▸ **Stored data**:
+ + + +
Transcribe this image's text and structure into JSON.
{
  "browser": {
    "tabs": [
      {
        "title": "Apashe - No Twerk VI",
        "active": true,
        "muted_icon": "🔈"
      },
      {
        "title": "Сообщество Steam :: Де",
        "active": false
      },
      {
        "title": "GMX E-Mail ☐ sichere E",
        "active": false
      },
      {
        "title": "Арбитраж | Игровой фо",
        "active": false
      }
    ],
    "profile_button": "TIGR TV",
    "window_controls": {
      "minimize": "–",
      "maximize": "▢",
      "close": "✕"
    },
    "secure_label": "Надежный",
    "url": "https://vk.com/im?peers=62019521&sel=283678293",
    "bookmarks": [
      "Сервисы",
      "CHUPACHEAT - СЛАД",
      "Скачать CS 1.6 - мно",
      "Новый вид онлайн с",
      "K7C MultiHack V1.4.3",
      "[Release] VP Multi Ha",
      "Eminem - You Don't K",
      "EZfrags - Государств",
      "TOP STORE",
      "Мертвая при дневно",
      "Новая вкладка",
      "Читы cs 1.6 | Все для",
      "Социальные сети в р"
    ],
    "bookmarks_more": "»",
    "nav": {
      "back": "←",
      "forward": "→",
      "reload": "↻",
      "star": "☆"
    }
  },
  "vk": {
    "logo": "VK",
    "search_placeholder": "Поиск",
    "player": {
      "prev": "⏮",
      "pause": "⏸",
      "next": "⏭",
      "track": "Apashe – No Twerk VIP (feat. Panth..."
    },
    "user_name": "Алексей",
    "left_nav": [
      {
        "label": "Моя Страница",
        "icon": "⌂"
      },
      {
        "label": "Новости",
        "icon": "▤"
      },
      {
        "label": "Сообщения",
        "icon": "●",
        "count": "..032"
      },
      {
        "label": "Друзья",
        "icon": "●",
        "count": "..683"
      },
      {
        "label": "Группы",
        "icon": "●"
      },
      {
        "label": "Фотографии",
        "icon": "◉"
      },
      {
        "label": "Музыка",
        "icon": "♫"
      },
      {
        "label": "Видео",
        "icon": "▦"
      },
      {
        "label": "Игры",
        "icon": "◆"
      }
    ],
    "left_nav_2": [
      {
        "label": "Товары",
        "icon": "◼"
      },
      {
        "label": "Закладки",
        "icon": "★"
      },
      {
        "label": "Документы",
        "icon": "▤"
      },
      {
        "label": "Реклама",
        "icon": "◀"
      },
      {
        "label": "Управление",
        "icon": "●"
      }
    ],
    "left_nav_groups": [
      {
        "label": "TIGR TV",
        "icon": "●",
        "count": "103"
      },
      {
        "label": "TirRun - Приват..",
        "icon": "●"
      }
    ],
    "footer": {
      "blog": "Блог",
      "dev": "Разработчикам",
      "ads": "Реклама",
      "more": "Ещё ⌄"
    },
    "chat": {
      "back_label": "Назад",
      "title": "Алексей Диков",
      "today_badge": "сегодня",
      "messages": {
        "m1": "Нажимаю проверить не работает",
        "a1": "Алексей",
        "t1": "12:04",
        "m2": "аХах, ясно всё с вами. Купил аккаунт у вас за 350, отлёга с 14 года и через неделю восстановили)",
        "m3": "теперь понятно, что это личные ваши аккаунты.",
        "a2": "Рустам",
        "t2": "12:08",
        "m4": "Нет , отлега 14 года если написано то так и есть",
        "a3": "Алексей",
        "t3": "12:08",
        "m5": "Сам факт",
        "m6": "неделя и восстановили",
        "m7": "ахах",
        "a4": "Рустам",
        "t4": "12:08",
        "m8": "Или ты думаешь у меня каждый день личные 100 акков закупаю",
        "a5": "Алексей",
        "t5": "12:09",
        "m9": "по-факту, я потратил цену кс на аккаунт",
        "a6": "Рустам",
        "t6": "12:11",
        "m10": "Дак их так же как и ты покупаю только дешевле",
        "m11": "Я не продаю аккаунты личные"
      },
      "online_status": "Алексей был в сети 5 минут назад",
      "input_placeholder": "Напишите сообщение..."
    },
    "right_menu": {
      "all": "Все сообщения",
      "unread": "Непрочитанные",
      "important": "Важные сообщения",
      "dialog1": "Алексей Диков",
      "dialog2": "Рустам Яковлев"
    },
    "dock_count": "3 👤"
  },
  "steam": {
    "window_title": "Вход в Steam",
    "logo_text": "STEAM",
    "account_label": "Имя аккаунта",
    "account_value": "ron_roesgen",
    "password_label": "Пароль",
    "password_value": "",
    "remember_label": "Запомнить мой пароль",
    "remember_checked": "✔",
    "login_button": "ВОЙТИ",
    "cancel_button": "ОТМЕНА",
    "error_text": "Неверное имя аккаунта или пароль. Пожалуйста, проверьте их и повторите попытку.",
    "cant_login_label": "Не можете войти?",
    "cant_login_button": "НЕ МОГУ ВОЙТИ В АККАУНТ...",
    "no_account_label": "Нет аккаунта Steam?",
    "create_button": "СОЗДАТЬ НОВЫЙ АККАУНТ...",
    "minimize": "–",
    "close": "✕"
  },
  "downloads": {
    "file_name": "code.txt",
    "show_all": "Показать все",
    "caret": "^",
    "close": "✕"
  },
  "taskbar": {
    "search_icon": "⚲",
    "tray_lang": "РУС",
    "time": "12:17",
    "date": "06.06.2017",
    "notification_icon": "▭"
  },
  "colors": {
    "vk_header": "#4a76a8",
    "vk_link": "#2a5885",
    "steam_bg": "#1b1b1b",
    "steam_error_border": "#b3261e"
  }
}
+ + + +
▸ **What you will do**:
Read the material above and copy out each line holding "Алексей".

▸ **The completed task**:
    "user_name": "Алексей",
      "title": "Алексей Диков",
        "a1": "Алексей",
        "a3": "Алексей",
        "a5": "Алексей",
      "online_status": "Алексей был в сети 5 минут назад",
      "dialog1": "Алексей Диков",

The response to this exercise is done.